Exercise details:
Every entry is to be written out word for word.

-----

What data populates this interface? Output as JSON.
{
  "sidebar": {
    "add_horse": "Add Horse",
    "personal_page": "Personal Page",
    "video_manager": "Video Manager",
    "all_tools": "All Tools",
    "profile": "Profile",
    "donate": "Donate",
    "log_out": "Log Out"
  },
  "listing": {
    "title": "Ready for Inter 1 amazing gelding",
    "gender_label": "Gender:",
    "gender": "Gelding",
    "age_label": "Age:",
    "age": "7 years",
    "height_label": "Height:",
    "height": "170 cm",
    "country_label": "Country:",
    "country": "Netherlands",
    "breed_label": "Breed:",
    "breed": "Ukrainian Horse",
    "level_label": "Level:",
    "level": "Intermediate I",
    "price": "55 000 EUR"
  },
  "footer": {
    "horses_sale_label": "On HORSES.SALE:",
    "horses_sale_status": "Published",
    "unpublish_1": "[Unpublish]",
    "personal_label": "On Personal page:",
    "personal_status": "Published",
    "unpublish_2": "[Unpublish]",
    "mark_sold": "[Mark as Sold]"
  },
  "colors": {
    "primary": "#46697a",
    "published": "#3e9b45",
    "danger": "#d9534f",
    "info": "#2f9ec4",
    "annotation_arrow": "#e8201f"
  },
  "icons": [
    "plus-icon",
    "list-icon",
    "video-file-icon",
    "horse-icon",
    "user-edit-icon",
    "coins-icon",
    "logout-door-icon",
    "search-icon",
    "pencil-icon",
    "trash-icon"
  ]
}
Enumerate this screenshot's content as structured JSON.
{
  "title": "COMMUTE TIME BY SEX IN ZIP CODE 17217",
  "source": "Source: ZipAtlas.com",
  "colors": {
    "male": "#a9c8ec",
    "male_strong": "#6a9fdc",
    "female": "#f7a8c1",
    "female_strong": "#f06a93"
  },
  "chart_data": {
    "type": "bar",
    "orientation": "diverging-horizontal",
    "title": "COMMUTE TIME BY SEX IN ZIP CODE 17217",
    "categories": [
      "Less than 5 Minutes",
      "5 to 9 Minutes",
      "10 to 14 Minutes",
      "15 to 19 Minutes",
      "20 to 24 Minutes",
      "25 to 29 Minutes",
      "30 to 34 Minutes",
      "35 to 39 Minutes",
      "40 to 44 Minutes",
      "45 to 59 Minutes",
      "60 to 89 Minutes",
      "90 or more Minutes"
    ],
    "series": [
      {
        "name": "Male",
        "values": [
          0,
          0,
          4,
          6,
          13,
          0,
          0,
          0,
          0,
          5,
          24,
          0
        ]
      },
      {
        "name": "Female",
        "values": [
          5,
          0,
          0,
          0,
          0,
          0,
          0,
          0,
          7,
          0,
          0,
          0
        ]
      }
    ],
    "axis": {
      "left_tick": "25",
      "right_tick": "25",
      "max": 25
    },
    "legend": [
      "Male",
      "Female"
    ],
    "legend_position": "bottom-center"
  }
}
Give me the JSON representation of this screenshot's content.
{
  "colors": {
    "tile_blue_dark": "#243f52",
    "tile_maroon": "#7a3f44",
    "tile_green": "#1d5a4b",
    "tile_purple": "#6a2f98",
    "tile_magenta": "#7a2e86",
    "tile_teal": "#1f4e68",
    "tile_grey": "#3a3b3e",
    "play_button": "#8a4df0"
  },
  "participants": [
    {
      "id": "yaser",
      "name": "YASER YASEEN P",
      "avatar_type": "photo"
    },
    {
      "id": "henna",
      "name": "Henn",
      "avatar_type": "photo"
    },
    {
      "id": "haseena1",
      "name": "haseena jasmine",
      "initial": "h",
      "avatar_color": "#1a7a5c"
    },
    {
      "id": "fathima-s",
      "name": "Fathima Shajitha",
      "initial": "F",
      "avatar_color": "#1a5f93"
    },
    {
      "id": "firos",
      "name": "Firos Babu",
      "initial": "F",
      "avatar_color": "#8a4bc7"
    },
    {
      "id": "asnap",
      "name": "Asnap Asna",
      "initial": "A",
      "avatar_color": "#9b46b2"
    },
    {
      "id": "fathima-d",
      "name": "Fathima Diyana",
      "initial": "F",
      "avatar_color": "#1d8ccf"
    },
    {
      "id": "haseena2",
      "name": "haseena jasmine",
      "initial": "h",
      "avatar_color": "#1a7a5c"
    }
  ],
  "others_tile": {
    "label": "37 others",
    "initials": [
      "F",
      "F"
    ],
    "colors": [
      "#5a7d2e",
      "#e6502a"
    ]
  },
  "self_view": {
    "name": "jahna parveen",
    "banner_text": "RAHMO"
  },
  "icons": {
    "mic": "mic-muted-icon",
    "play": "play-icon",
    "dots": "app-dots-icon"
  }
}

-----

Finished exercise:
What data populates this interface? Output as JSON.
{
  "sidebar": {
    "add_horse": "Add Horse",
    "personal_page": "Personal Page",
    "video_manager": "Video Manager",
    "all_tools": "All Tools",
    "profile": "Profile",
    "donate": "Donate",
    "log_out": "Log Out"
  },
  "listing": {
    "title": "Ready for Inter 1 amazing gelding",
    "gender_label": "Gender:",
    "gender": "Gelding",
    "age_label": "Age:",
    "age": "7 years",
    "height_label": "Height:",
    "height": "170 cm",
    "country_label": "Country:",
    "country": "Netherlands",
    "breed_label": "Breed:",
    "breed": "Ukrainian Horse",
    "level_label": "Level:",
    "level": "Intermediate I",
    "price": "55 000 EUR"
  },
  "footer": {
    "horses_sale_label": "On HORSES.SALE:",
    "horses_sale_status": "Published",
    "unpublish_1": "[Unpublish]",
    "personal_label": "On Personal page:",
    "personal_status": "Published",
    "unpublish_2": "[Unpublish]",
    "mark_sold": "[Mark as Sold]"
  },
  "colors": {
    "primary": "#46697a",
    "published": "#3e9b45",
    "danger": "#d9534f",
    "info": "#2f9ec4",
    "annotation_arrow": "#e8201f"
  },
  "icons": [
    "plus-icon",
    "list-icon",
    "video-file-icon",
    "horse-icon",
    "user-edit-icon",
    "coins-icon",
    "logout-door-icon",
    "search-icon",
    "pencil-icon",
    "trash-icon"
  ]
}
Enumerate this screenshot's content as structured JSON.
{
  "title": "COMMUTE TIME BY SEX IN ZIP CODE 17217",
  "source": "Source: ZipAtlas.com",
  "colors": {
    "male": "#a9c8ec",
    "male_strong": "#6a9fdc",
    "female": "#f7a8c1",
    "female_strong": "#f06a93"
  },
  "chart_data": {
    "type": "bar",
    "orientation": "diverging-horizontal",
    "title": "COMMUTE TIME BY SEX IN ZIP CODE 17217",
    "categories": [
      "Less than 5 Minutes",
      "5 to 9 Minutes",
      "10 to 14 Minutes",
      "15 to 19 Minutes",
      "20 to 24 Minutes",
      "25 to 29 Minutes",
      "30 to 34 Minutes",
      "35 to 39 Minutes",
      "40 to 44 Minutes",
      "45 to 59 Minutes",
      "60 to 89 Minutes",
      "90 or more Minutes"
    ],
    "series": [
      {
        "name": "Male",
        "values": [
          0,
          0,
          4,
          6,
          13,
          0,
          0,
          0,
          0,
          5,
          24,
          0
        ]
      },
      {
        "name": "Female",
        "values": [
          5,
          0,
          0,
          0,
          0,
          0,
          0,
          0,
          7,
          0,
          0,
          0
        ]
      }
    ],
    "axis": {
      "left_tick": "25",
      "right_tick": "25",
      "max": 25
    },
    "legend": [
      "Male",
      "Female"
    ],
    "legend_position": "bottom-center"
  }
}
Give me the JSON representation of this screenshot's content.
{
  "colors": {
    "tile_blue_dark": "#243f52",
    "tile_maroon": "#7a3f44",
    "tile_green": "#1d5a4b",
    "tile_purple": "#6a2f98",
    "tile_magenta": "#7a2e86",
    "tile_teal": "#1f4e68",
    "tile_grey": "#3a3b3e",
    "play_button": "#8a4df0"
  },
  "participants": [
    {
      "id": "yaser",
      "name": "YASER YASEEN P",
      "avatar_type": "photo"
    },
    {
      "id": "henna",
      "name": "Henn",
      "avatar_type": "photo"
    },
    {
      "id": "haseena1",
      "name": "haseena jasmine",
      "initial": "h",
      "avatar_color": "#1a7a5c"
    },
    {
      "id": "fathima-s",
      "name": "Fathima Shajitha",
      "initial": "F",
      "avatar_color": "#1a5f93"
    },
    {
      "id": "firos",
      "name": "Firos Babu",
      "initial": "F",
      "avatar_color": "#8a4bc7"
    },
    {
      "id": "asnap",
      "name": "Asnap Asna",
      "initial": "A",
      "avatar_color": "#9b46b2"
    },
    {
      "id": "fathima-d",
      "name": "Fathima Diyana",
      "initial": "F",
      "avatar_color": "#1d8ccf"
    },
    {
      "id": "haseena2",
      "name": "haseena jasmine",
      "initial": "h",
      "avatar_color": "#1a7a5c"
    }
  ],
  "others_tile": {
    "label": "37 others",
    "initials": [
      "F",
      "F"
    ],
    "colors": [
      "#5a7d2e",
      "#e6502a"
    ]
  },
  "self_view": {
    "name": "jahna parveen",
    "banner_text": "RAHMO"
  },
  "icons": {
    "mic": "mic-muted-icon",
    "play": "play-icon",
    "dots": "app-dots-icon"
  }
}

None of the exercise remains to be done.